▶ About this exercise
Please filter the entries for the word "aufnehmen" and copy every line that has it.

Component data from apps and pages:
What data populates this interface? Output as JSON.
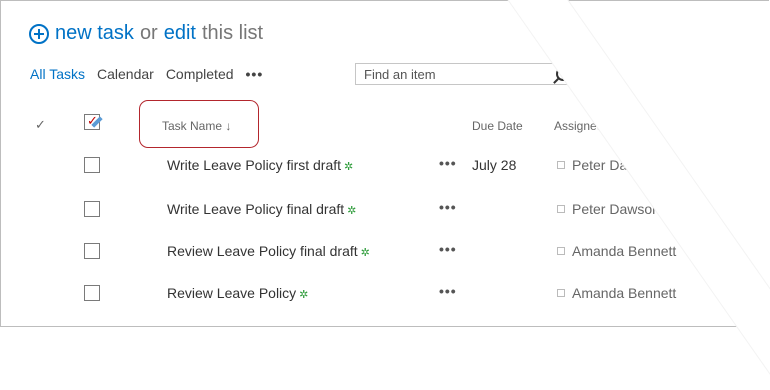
{
  "header": {
    "new_label": "new task",
    "or_label": "or",
    "edit_label": "edit",
    "this_list_label": "this list"
  },
  "views": {
    "items": [
      {
        "label": "All Tasks",
        "active": true
      },
      {
        "label": "Calendar",
        "active": false
      },
      {
        "label": "Completed",
        "active": false
      }
    ],
    "more_label": "•••"
  },
  "search": {
    "placeholder": "Find an item"
  },
  "columns": {
    "check": "✓",
    "task_name": "Task Name ↓",
    "due_date": "Due Date",
    "assigned_to": "Assigned To"
  },
  "rows": [
    {
      "title": "Write Leave Policy first draft",
      "new_badge": "✲",
      "more": "•••",
      "due": "July 28",
      "assigned": "Peter Dawson"
    },
    {
      "title": "Write Leave Policy final draft",
      "new_badge": "✲",
      "more": "•••",
      "due": "",
      "assigned": "Peter Dawson"
    },
    {
      "title": "Review Leave Policy final draft",
      "new_badge": "✲",
      "more": "•••",
      "due": "",
      "assigned": "Amanda Bennett"
    },
    {
      "title": "Review Leave Policy",
      "new_badge": "✲",
      "more": "•••",
      "due": "",
      "assigned": "Amanda Bennett"
    }
  ],
  "colors": {
    "accent": "#0072c6",
    "highlight": "#b3262d",
    "new_badge": "#2e9c3a"
  }
}
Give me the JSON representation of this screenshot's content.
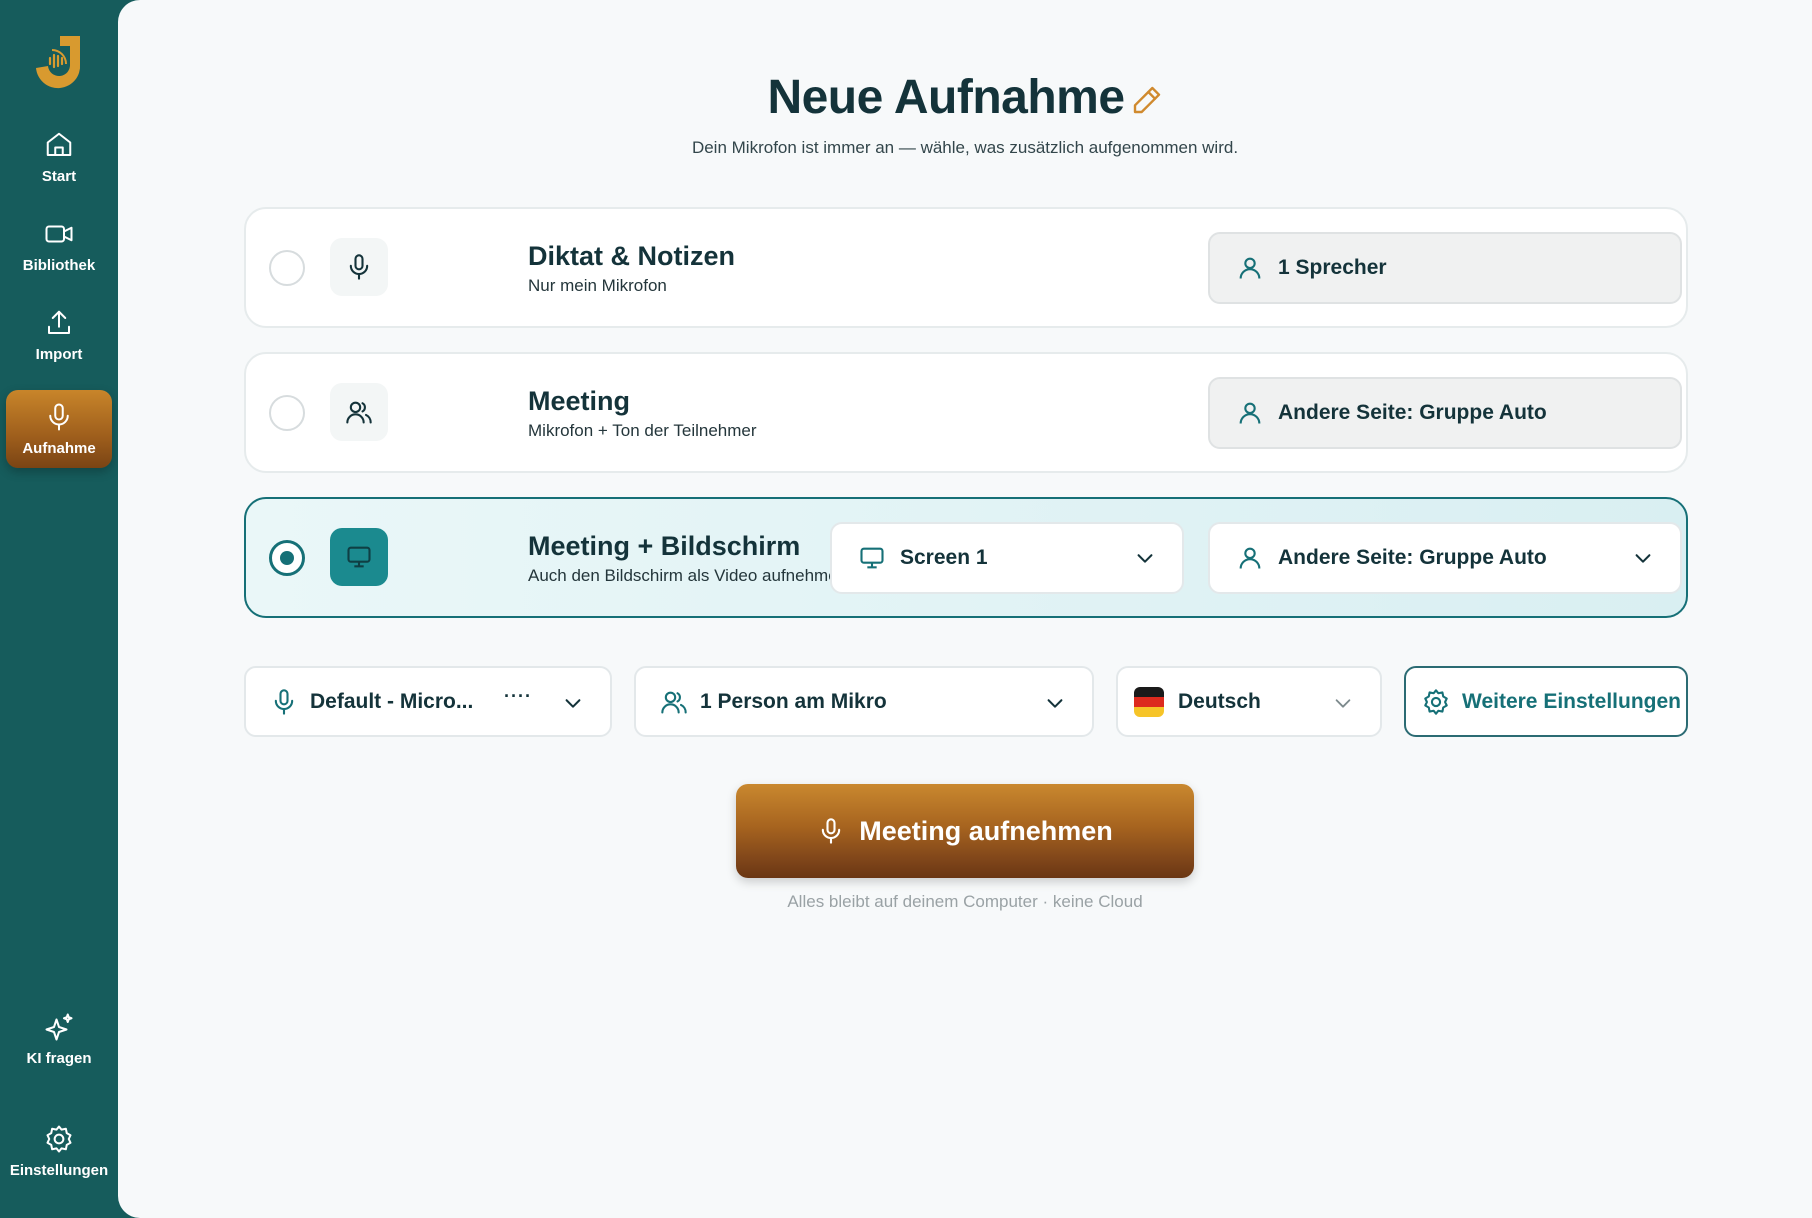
{
  "sidebar": {
    "items": [
      {
        "label": "Start",
        "icon": "home-icon"
      },
      {
        "label": "Bibliothek",
        "icon": "video-camera-icon"
      },
      {
        "label": "Import",
        "icon": "upload-icon"
      },
      {
        "label": "Aufnahme",
        "icon": "microphone-icon",
        "active": true
      }
    ],
    "bottom_items": [
      {
        "label": "KI fragen",
        "icon": "sparkles-icon"
      },
      {
        "label": "Einstellungen",
        "icon": "gear-icon"
      }
    ]
  },
  "header": {
    "title": "Neue Aufnahme",
    "subtitle": "Dein Mikrofon ist immer an — wähle, was zusätzlich aufgenommen wird."
  },
  "modes": [
    {
      "title": "Diktat & Notizen",
      "subtitle": "Nur mein Mikrofon",
      "speaker": "1 Sprecher",
      "selected": false
    },
    {
      "title": "Meeting",
      "subtitle": "Mikrofon + Ton der Teilnehmer",
      "speaker": "Andere Seite: Gruppe Auto",
      "selected": false
    },
    {
      "title": "Meeting + Bildschirm",
      "subtitle": "Auch den Bildschirm als Video aufnehmen",
      "screen": "Screen 1",
      "speaker": "Andere Seite: Gruppe Auto",
      "selected": true
    }
  ],
  "controls": {
    "microphone": "Default - Micro...",
    "microphone_more": "····",
    "persons": "1 Person am Mikro",
    "language": "Deutsch",
    "more_settings": "Weitere Einstellungen"
  },
  "record_button": "Meeting aufnehmen",
  "footnote": "Alles bleibt auf deinem Computer · keine Cloud",
  "colors": {
    "sidebar": "#165c5c",
    "accent": "#167077",
    "record_gradient_top": "#c9882f",
    "record_gradient_bottom": "#6a3613",
    "edit_icon": "#d08a2e"
  }
}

▶ Result of the exercise
      "subtitle": "Auch den Bildschirm als Video aufnehmen",
  "record_button": "Meeting aufnehmen",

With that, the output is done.